Retype the records word for word. Skip every image.

*Given records*.
Start of Block

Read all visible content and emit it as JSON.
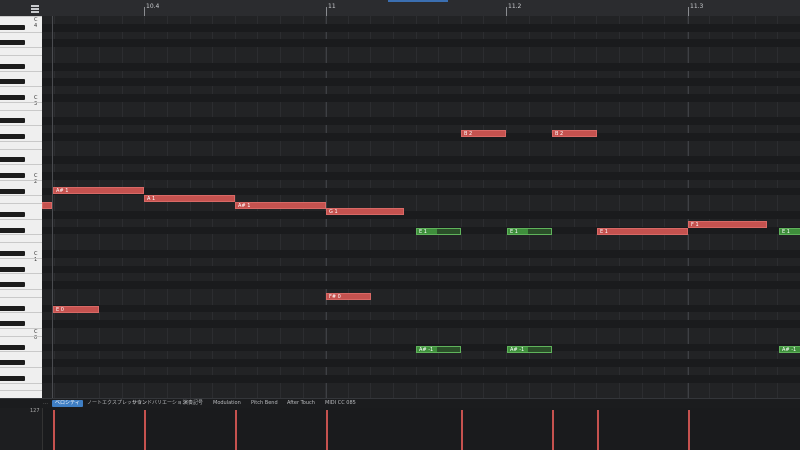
{
  "ruler": {
    "labels": [
      "10.4",
      "11",
      "11.2",
      "11.3"
    ]
  },
  "keyboard": {
    "c_labels": [
      "C 4",
      "C 3",
      "C 2",
      "C 1",
      "C 0"
    ]
  },
  "notes": [
    {
      "label": "",
      "color": "red"
    },
    {
      "label": "A# 1",
      "color": "red"
    },
    {
      "label": "A 1",
      "color": "red"
    },
    {
      "label": "A# 1",
      "color": "red"
    },
    {
      "label": "G 1",
      "color": "red"
    },
    {
      "label": "B 2",
      "color": "red"
    },
    {
      "label": "B 2",
      "color": "red"
    },
    {
      "label": "E 1",
      "color": "green"
    },
    {
      "label": "E 1",
      "color": "green"
    },
    {
      "label": "E 1",
      "color": "red"
    },
    {
      "label": "F 1",
      "color": "red"
    },
    {
      "label": "E 1",
      "color": "green"
    },
    {
      "label": "F# 0",
      "color": "red"
    },
    {
      "label": "E 0",
      "color": "red"
    },
    {
      "label": "A# -1",
      "color": "green"
    },
    {
      "label": "A# -1",
      "color": "green"
    },
    {
      "label": "A# -1",
      "color": "green"
    }
  ],
  "lane_tabs": [
    "ベロシティ",
    "ノートエクスプレッション",
    "サウンドバリエーション",
    "演奏記号",
    "Modulation",
    "Pitch Bend",
    "After Touch",
    "MIDI CC 085"
  ],
  "velocity": {
    "max_label": "127"
  },
  "colors": {
    "note": "#c5524f",
    "selected_note": "#3f8f3c",
    "active_tab": "#3f7fc4"
  }
}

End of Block

*Worked solution*.
Read all visible content and emit it as JSON.
{
  "ruler": {
    "labels": [
      "10.4",
      "11",
      "11.2",
      "11.3"
    ]
  },
  "keyboard": {
    "c_labels": [
      "C 4",
      "C 3",
      "C 2",
      "C 1",
      "C 0"
    ]
  },
  "notes": [
    {
      "label": "",
      "color": "red"
    },
    {
      "label": "A# 1",
      "color": "red"
    },
    {
      "label": "A 1",
      "color": "red"
    },
    {
      "label": "A# 1",
      "color": "red"
    },
    {
      "label": "G 1",
      "color": "red"
    },
    {
      "label": "B 2",
      "color": "red"
    },
    {
      "label": "B 2",
      "color": "red"
    },
    {
      "label": "E 1",
      "color": "green"
    },
    {
      "label": "E 1",
      "color": "green"
    },
    {
      "label": "E 1",
      "color": "red"
    },
    {
      "label": "F 1",
      "color": "red"
    },
    {
      "label": "E 1",
      "color": "green"
    },
    {
      "label": "F# 0",
      "color": "red"
    },
    {
      "label": "E 0",
      "color": "red"
    },
    {
      "label": "A# -1",
      "color": "green"
    },
    {
      "label": "A# -1",
      "color": "green"
    },
    {
      "label": "A# -1",
      "color": "green"
    }
  ],
  "lane_tabs": [
    "ベロシティ",
    "ノートエクスプレッション",
    "サウンドバリエーション",
    "演奏記号",
    "Modulation",
    "Pitch Bend",
    "After Touch",
    "MIDI CC 085"
  ],
  "velocity": {
    "max_label": "127"
  },
  "colors": {
    "note": "#c5524f",
    "selected_note": "#3f8f3c",
    "active_tab": "#3f7fc4"
  }
}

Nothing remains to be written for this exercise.